    I think plywood is a smart choice for anyone that flies a lot.
    Uncle Lee, I hope to stay working here in Hangzhou thru the summer, come see me if you can.
     
  13. Freddels

    Freddels Musical Anarchist

    Apr 7, 2005
    Sutton, MA
    I've flown to Asian (without a bass) and I don't recall having my clothes in the suitcases being wet. Is there something about a bass that promotes this condensation? Is it the air cavity?

    Anyway, what about putting those silicone packets in the case with the bass? You know, those packets that you find in packing with electronics and things (only bigger).

    Just thinking out loud.
     
  14. mje

    mje

    Aug 1, 2002
    Southeast Michigan
    I'm trying to figure out where all that moisture came from! My best guess is that moist air from the cabin was sucked into the bass case as the plane descended, and pressure increased. Since the bass was colder than the heated cabin, the moisture condensed out of the air.

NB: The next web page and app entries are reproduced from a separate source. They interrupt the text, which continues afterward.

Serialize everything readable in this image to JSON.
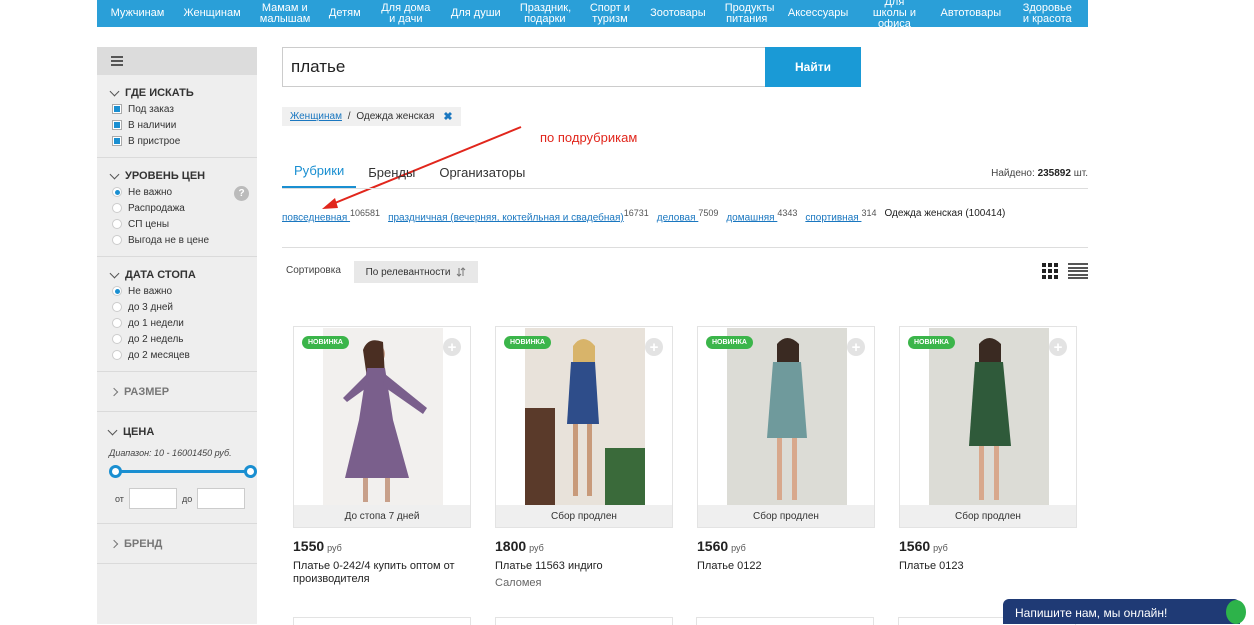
{
  "topnav": [
    "Мужчинам",
    "Женщинам",
    "Мамам и малышам",
    "Детям",
    "Для дома и дачи",
    "Для души",
    "Праздник, подарки",
    "Спорт и туризм",
    "Зоотовары",
    "Продукты питания",
    "Аксессуары",
    "Для школы и офиса",
    "Автотовары",
    "Здоровье и красота"
  ],
  "sidebar": {
    "where": {
      "title": "ГДЕ ИСКАТЬ",
      "options": [
        "Под заказ",
        "В наличии",
        "В пристрое"
      ]
    },
    "price_level": {
      "title": "УРОВЕНЬ ЦЕН",
      "help": "?",
      "options": [
        "Не важно",
        "Распродажа",
        "СП цены",
        "Выгода не в цене"
      ],
      "selected": 0
    },
    "stop_date": {
      "title": "ДАТА СТОПА",
      "options": [
        "Не важно",
        "до 3 дней",
        "до 1 недели",
        "до 2 недель",
        "до 2 месяцев"
      ],
      "selected": 0
    },
    "size": {
      "title": "РАЗМЕР"
    },
    "price": {
      "title": "ЦЕНА",
      "range_note": "Диапазон: 10 - 16001450 руб.",
      "from_label": "от",
      "to_label": "до"
    },
    "brand": {
      "title": "БРЕНД"
    }
  },
  "search": {
    "value": "платье",
    "button": "Найти"
  },
  "breadcrumb": {
    "link": "Женщинам",
    "separator": " / ",
    "current": "Одежда женская",
    "remove": "✖"
  },
  "annotation": "по подрубрикам",
  "tabs": [
    "Рубрики",
    "Бренды",
    "Организаторы"
  ],
  "found": {
    "label": "Найдено:",
    "count": "235892",
    "unit": "шт."
  },
  "subcategories": [
    {
      "label": "повседневная ",
      "count": "106581"
    },
    {
      "label": "праздничная (вечерняя, коктейльная и свадебная)",
      "count": "16731"
    },
    {
      "label": "деловая ",
      "count": "7509"
    },
    {
      "label": "домашняя ",
      "count": "4343"
    },
    {
      "label": "спортивная ",
      "count": "314"
    }
  ],
  "current_category": "Одежда женская (100414)",
  "sort": {
    "label": "Сортировка",
    "value": "По релевантности"
  },
  "products": [
    {
      "badge": "НОВИНКА",
      "caption": "До стопа 7 дней",
      "price": "1550",
      "currency": "руб",
      "name": "Платье 0-242/4 купить оптом от производителя",
      "org": "",
      "dress": "#7a5f8c"
    },
    {
      "badge": "НОВИНКА",
      "caption": "Сбор продлен",
      "price": "1800",
      "currency": "руб",
      "name": "Платье 11563 индиго",
      "org": "Саломея",
      "dress": "#2e4d8a"
    },
    {
      "badge": "НОВИНКА",
      "caption": "Сбор продлен",
      "price": "1560",
      "currency": "руб",
      "name": "Платье 0122",
      "org": "",
      "dress": "#6f9a9c"
    },
    {
      "badge": "НОВИНКА",
      "caption": "Сбор продлен",
      "price": "1560",
      "currency": "руб",
      "name": "Платье 0123",
      "org": "",
      "dress": "#2f5a3a"
    }
  ],
  "chat": "Напишите нам, мы онлайн!",
  "colors": {
    "accent": "#1a9ad6",
    "badge": "#3bb54a",
    "annotation": "#e1261c",
    "chat": "#1f3a75"
  }
}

    A truely air-tight case would prevent this. That would be hard to do, though. Most air transport cases are designed to vent.
     
  15. The idea about silica gel is a good one; that stuff is quite effective. You can find big, reusable packets of it from auto restoration places, as a lot of guys use it to keep trunks, carpeting, and the like dry and fresh, particularly in older cars that might leak a bit. Once it gets wet, you just put it in the oven and "recharge" it. I'll see if I can go find a couple links...
     
  16. Here's a 500g one that absorbs its own weight in moisture and is disposable, while
    these guys have a number of different types, including some for bigger applications like trucks and cargo holds.